A recently published patent details a system developed by researchers from the ride-sharing platform Uber that could monitor the behavior of riders to determine if they are drunk. This system aims to improve the experience of both the rider and the driver by minimizing or outright preventing personal conflicts and safety-related incidents. The system monitors a number of factors to determine the level of intoxication of the rider. More specifically, the system tracks the number of typographical errors made and the number of characters removed by the user when requesting a ride, the length of time before the rider interacted with the app after new information has been presented, and the accuracy in pressing the specific elements of the app's user interface. In addition, the system also monitors the way that the device is held by the user and how fast the rider walks while booking a ride. This information will be used by an artificial intelligence model, along with the location and the time of the day of the ride request and the past travel information of the user, to predict whether the person who requested the ride is drunk or sober.
If the system determines that the person who made the request is drunk, the ride-sharing platform may choose to assign the rider only to service providers who are experienced in handling similar cases, or in more serious situations, the platform may not assign an Uber driver to the user. Moreover, the system also informs the driver of the possible state of the rider, and it could also transfer the pickup and dropoff points to areas that have sufficient lighting.
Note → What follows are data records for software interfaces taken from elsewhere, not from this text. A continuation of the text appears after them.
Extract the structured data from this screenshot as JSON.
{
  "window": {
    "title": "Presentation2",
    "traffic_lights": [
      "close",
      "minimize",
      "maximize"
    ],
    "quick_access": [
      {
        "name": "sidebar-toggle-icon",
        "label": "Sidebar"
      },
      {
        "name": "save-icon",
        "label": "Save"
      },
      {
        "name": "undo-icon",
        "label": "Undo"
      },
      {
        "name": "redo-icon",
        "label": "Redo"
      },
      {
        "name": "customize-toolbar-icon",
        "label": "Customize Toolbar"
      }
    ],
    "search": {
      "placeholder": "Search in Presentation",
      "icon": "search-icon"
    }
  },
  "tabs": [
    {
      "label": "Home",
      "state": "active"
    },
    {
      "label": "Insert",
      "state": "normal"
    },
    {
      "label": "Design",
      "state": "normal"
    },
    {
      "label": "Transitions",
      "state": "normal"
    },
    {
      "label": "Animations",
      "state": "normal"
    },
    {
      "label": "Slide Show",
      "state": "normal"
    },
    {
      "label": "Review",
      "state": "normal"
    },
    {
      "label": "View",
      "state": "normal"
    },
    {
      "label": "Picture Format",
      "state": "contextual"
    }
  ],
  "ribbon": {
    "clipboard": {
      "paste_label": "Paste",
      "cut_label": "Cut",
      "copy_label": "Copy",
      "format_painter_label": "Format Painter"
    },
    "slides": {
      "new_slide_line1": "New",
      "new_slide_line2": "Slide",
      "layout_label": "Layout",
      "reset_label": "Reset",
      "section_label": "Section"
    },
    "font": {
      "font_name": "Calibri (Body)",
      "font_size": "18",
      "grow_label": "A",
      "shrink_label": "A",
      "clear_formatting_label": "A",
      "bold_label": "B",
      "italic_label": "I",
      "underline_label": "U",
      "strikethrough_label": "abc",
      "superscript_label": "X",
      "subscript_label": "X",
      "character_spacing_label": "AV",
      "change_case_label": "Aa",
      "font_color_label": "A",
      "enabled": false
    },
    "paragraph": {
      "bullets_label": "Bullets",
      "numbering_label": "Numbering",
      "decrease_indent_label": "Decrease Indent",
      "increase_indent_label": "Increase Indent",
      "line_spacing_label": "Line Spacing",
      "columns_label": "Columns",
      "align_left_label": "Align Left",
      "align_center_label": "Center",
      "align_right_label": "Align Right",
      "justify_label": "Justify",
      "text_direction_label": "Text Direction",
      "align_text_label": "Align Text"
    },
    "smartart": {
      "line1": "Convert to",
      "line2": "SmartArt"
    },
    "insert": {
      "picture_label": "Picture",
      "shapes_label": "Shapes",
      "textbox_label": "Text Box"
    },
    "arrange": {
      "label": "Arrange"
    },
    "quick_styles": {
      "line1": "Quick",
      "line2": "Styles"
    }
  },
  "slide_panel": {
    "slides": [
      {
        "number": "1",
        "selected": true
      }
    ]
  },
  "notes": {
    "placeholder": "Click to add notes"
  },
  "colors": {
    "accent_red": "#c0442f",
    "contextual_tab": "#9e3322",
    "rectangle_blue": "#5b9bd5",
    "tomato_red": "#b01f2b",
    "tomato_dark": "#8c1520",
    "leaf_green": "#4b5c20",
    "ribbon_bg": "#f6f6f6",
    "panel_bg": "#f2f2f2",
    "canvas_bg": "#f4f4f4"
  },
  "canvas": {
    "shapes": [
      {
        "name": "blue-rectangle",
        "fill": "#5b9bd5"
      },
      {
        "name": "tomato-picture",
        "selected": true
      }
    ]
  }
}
Recent research shows that Uber may have helped in reducing instances of drunk driving in a number of locations across the United States since it is now easier for people to request rides home. For example, the number of driving under the influence (DUI) arrests in both Las Vegas and San Diego were reduced by more than 900 and decreases were also observed in other cities across the United States. However, it is feared that drivers with malicious intent could use the system to sexually assault or abuse drunk passengers. Court documents show that more than 100 Uber drivers have already been charged with assault, and many of the victims were drunk when the incidents took place.